Establish how many lines below contain the string "true". Respond with that number alone.

[Saved data entries]
= = = =

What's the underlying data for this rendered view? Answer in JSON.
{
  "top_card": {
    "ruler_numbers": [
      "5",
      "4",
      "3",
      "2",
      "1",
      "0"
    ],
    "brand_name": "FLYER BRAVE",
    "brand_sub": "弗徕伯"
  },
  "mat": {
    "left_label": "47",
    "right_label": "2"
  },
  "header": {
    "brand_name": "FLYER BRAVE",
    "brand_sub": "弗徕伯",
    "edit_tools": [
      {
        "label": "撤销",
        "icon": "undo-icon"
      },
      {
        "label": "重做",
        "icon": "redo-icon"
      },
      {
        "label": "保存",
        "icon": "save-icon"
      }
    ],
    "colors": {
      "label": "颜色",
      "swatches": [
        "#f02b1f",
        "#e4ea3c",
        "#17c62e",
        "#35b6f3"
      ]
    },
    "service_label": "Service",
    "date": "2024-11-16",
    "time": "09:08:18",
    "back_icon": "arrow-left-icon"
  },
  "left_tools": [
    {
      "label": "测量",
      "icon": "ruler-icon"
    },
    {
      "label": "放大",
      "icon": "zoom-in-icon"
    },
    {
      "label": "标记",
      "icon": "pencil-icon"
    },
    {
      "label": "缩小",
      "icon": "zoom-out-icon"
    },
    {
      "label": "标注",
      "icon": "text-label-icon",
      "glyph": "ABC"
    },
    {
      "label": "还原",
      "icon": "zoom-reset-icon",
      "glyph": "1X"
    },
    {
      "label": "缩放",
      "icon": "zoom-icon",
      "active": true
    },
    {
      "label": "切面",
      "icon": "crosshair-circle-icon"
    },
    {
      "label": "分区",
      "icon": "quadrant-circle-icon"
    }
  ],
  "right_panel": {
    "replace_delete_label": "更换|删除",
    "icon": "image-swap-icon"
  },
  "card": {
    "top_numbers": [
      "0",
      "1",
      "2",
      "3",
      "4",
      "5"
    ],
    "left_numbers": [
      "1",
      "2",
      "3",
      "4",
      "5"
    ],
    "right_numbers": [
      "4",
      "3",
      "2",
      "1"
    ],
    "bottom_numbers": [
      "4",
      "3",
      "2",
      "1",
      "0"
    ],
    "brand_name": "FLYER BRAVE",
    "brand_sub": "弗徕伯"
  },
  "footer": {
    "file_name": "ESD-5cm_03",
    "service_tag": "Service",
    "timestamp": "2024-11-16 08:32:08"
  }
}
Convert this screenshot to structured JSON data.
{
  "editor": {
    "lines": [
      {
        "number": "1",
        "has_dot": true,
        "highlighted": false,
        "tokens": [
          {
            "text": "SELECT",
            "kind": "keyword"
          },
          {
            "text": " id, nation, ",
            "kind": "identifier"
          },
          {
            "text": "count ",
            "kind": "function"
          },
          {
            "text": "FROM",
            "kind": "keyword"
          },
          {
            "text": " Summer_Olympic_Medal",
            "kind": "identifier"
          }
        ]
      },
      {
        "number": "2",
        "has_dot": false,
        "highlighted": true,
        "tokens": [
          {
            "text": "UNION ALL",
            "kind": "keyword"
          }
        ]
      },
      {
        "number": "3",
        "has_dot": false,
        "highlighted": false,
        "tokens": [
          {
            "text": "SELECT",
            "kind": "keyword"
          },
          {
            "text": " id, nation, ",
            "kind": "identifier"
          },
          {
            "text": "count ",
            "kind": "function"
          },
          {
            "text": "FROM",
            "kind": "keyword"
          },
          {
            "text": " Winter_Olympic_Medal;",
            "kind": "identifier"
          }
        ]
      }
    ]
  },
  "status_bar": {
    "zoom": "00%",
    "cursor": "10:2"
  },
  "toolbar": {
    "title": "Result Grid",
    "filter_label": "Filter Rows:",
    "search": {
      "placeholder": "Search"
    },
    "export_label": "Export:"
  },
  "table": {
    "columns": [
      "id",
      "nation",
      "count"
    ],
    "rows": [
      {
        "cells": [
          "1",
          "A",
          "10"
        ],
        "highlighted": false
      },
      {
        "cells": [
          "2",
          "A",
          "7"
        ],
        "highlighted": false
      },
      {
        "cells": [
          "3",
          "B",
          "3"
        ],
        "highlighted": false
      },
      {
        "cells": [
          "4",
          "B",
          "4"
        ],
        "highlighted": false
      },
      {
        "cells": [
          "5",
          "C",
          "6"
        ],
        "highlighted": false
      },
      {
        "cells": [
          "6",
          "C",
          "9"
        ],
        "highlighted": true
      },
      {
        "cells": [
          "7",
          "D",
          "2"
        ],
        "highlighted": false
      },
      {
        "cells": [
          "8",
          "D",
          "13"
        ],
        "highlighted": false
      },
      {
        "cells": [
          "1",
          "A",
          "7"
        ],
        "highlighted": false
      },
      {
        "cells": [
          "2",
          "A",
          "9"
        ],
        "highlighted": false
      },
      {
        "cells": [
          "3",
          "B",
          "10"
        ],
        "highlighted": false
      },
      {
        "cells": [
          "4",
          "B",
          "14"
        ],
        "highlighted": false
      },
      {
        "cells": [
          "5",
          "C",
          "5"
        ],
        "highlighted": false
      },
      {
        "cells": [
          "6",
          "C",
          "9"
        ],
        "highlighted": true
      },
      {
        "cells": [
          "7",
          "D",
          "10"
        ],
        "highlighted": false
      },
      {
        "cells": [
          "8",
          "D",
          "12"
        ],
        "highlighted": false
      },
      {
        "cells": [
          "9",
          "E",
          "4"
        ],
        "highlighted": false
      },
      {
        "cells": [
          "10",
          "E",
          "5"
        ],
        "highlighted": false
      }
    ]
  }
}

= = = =

> _Solved exercise_
5